The goals of the list are to drive awareness of common hardware weaknesses through CWE, and to prevent hardware security issues at the source by educating designers and programmers on how to eliminate important mistakes early in the product development lifecycle. Security analysts and test engineers can use the list in preparing plans for security testing and evaluation. Hardware consumers could use the list to help them to ask for more secure hardware products from their suppliers. Finally, managers and CIOs can use the list as a measuring stick of progress in their efforts to secure their hardware and ascertain where to direct resources to develop security tools or automation processes that mitigate a wide class of vulnerabilities by eliminating the underling root cause. The release of this list also received significant news media coverage.

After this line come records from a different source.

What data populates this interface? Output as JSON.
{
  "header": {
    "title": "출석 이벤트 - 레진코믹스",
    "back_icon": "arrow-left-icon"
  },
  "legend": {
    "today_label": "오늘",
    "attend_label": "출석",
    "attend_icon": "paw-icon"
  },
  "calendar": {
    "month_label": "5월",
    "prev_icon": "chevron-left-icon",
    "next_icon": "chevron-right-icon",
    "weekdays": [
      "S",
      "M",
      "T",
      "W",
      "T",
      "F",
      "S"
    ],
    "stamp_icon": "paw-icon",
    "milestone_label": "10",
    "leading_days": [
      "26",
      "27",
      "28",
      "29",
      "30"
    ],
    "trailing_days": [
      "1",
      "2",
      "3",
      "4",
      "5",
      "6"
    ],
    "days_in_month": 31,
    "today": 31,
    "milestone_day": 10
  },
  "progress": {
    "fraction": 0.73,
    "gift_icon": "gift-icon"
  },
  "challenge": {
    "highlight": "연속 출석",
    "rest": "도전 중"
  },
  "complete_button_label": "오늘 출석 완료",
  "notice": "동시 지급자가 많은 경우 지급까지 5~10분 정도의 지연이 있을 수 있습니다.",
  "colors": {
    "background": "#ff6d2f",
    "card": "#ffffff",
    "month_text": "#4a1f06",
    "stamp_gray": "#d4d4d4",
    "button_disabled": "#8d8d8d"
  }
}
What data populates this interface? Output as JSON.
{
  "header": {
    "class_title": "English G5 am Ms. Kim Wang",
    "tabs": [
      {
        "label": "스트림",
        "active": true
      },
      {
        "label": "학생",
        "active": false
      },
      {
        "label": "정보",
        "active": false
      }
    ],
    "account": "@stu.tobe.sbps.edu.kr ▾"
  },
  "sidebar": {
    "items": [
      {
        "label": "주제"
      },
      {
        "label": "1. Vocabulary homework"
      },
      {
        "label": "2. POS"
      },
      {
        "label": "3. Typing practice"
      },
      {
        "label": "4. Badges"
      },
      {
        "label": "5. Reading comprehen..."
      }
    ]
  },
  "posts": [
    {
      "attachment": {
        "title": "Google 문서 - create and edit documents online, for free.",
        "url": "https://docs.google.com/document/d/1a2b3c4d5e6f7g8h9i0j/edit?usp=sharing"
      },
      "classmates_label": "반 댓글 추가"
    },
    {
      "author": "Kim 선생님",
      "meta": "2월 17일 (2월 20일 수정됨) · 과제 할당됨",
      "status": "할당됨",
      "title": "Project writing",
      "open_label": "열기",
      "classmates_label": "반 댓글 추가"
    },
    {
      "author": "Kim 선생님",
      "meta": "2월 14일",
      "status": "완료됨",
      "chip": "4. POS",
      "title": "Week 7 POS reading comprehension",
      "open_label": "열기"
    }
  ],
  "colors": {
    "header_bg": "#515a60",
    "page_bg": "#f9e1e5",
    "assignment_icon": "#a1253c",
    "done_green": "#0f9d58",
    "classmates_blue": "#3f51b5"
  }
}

Visit the 2021 Hardware List page to view the full list, as well as other details including limitations, methodology, and more.

Moving Forward

Today, there are 100+ hardware weaknesses on the CWE List, all of which are a direct result of the community and the HW CWE SIG.

Moving forward, the HW CWE SIG will continue working to add new hardware-related weaknesses and enhance hardware-related content in CWE. If you’d like to contribute, please consider joining the HW CWE SIG.

“CWE-CAPEC ICS/OT SIG” Booth at S4x23

February 10, 2023 | Share this article

CWE-CAPEC ICS/OT SIG members are attending S4x23 in Miami, Florida, USA, on February 13-16, 2023. The ICS/OT SIG is also hosting a booth at S4x23 on Wednesday, February 15, on the 2nd floor in the Worthy Cause Exhibits.

The ICS/OT SIG offers a forum for researchers and technical representatives from organizations operating in industrial control systems (ICS) and operational technology (OT) design, manufacturing, and security to interact, share opinions and expertise, and leverage each other’s experiences in supporting continued growth and adoption of CWE as a common language for defining ICS/OT security weaknesses.

Look for us and visit our booth!

CWE Version 4.10 Now Available

January 31, 2023 | Share this article

CWE Version 4.10 has been posted on the CWE List page. There is one new entry, Dependency on Vulnerable Third-Party Component; updates to over 400 weakness descriptions to better allow the scope of those CWEs to include hardware; and many updates to the Hardware View and ICS/OT View that are based on contributions by the CWE Hardware SIG and CWE-CAPEC ICS/OT SIG.

Significant changes for CWE 4.10 include:

A detailed report is available that lists specific changes between Version 4.9 and Version 4.10.

The schema was updated from version 6.9 to version 6.10 to add a new entry “ISA/IEC 62443” to the TaxonomyNameEnumeration, add a new entry “JSON” to the LanguageNameEnumeration, and to make other minor documentation updates.

Summary:

There are 933 weaknesses and a total of 1,396 entries on the CWE List.

Changes for the new version include the following:

New Views Added:0
Views Deprecated:0
New Categories Added:0
Categories Deprecated:0
New Entries Added:1
Entries Deprecated:1
Entries with Major Changes:642
Entries with only Minor Changes:0
Entries Unchanged:752

See the complete list of changes at https://cwe.mitre.org/data/reports/diff_reports/v4.9_v4.10.html.

Future updates will be noted here, on the CWE Research email discussion list, CWE page on LinkedIn, and on @cwecapec on Twitter. Please contact us with any comments or concerns.

Page Last Updated: January 19, 2024